By KAS CHANWANPEN
PRIME MINISTER Prayut Chan-o-cha yesterday insisted that the road map for national elections remain unaltered, dismissing suggestions that the junta will postpone the poll in light of the King’s coronation ceremony.
This idea was floated by ultra royalists Arthit Ourairat and Chulcherm Yugala yesterday, who said the long-awaited general elections should be held after the coronation ceremony.
The Royal Household Bureau announced on Tuesday that the coronation ceremony will be held from May 4 to 6.
Arthit said the election will only lead to conflicts and division due to undemocratic rules and regulations, and that the new reign should be celebrated first before new rules are created later to ensure the country moves toward democracy.
Chulcherm, meanwhile, said the National Council for Peace and Order should be in charge of all aspects of the |ceremony, hence the poll should be held later in May.
However, Prayut dismissed these suggestions yesterday, saying they were personal views and not relevant to the government’s decision.
Prior to the coronation announcement, the possibility of the elections being delayed had been raised over reports that the ballots will not be printed in time for the February 24 vote.
Prayut also rejected this report yesterday, saying he has never spoken about a delay.
“Things remain unchanged,” the premier said. “The Election Commission [EC] will determined the election date. It’s up to them. But considering the current timetable, the election will take place before [the coronation ceremony].”
Prayut admitted that the coronation ceremony was the most important event of the year, apart from the election, but the government can handle both.
Although the junta has remained firm on the election taking place on February 24, the royal decree to officially fix the date has not been published in the Royal Gazette yesterday as previously planned.

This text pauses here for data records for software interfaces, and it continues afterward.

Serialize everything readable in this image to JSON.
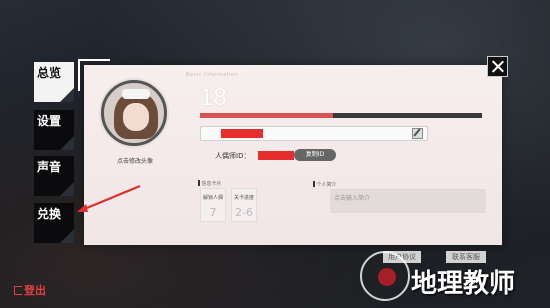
{
  "tabs": [
    {
      "label": "总览",
      "active": true
    },
    {
      "label": "设置",
      "active": false
    },
    {
      "label": "声音",
      "active": false
    },
    {
      "label": "兑换",
      "active": false
    }
  ],
  "logout_label": "登出",
  "profile": {
    "avatar_caption": "点击修改头像",
    "section_eng": "Basic Information",
    "level": "18",
    "exp_progress": 0.47,
    "puppeteer_id_label": "人偶师ID：",
    "copy_id_label": "复制ID",
    "card_section_label": "信息卡片",
    "cards": [
      {
        "title": "解锁人偶",
        "value": "7"
      },
      {
        "title": "关卡进度",
        "value": "2-6"
      }
    ],
    "intro_section_label": "个人简介",
    "intro_placeholder": "点击输入简介"
  },
  "footer": {
    "user_agreement": "用户协议",
    "contact_support": "联系客服"
  },
  "watermark_text": "地理教师",
  "colors": {
    "accent_red": "#e62e2e",
    "panel_bg": "#f4eaea"
  }
}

Prayut said the EC needed to sort out the matter, adding that no matter what date they decide on, the government will issue a royal decree accordingly.
In a related development, the EC has reiterated that the planned election will not be postponed.
EC secretary-general Jarungwit Pumma said: “There is currently no royal decree for the election but this does not mean the election date will be postponed.” He was responding to widespread rumours of a delay.
Jarungwit also dismissed reports that EC officials had called the political parties to alert them about a postponement, as the ballots cannot be printed in time.
“As for the ballots, we have already finished drafting the terms of reference for the publishing. The printing will certainly be done in time,” he said.
Jarungwit added that in 60 days of the vote the EC must announce the results of at least 95 per cent of the elected MPs. In the past, the EC has announced results within a month, he said.
The election tops the list of the three most important events in 2019, in addition to the coronation and chairing the Asean bloc.
The country has been under the rule of a junta-backed government since the military coup d’etat in May 2014. Junta chief and Prime Minister Prayut has repeatedly hinted at his intent to retain power after the election.
The Phalang Pracharat Party, (PPP) named after Prayut’s pet populist Pracharat project, said it would propose the general as its candidate for premier.
When asked if he will accept the PPP’s offer, Prayut said he has not decided whether he will join any party in the race. “I require some more time [to make a decision]. For now I would like to see people study political parties’ policies first – all parties, not only Phalang Pracharat,” he said.
“The political parties also should keep their word as people will have high expectations from the election.”
The economy is also expected to benefit from the coming election, with the Commerce Ministry saying it could boost consumer spending due to political activities during the campaign.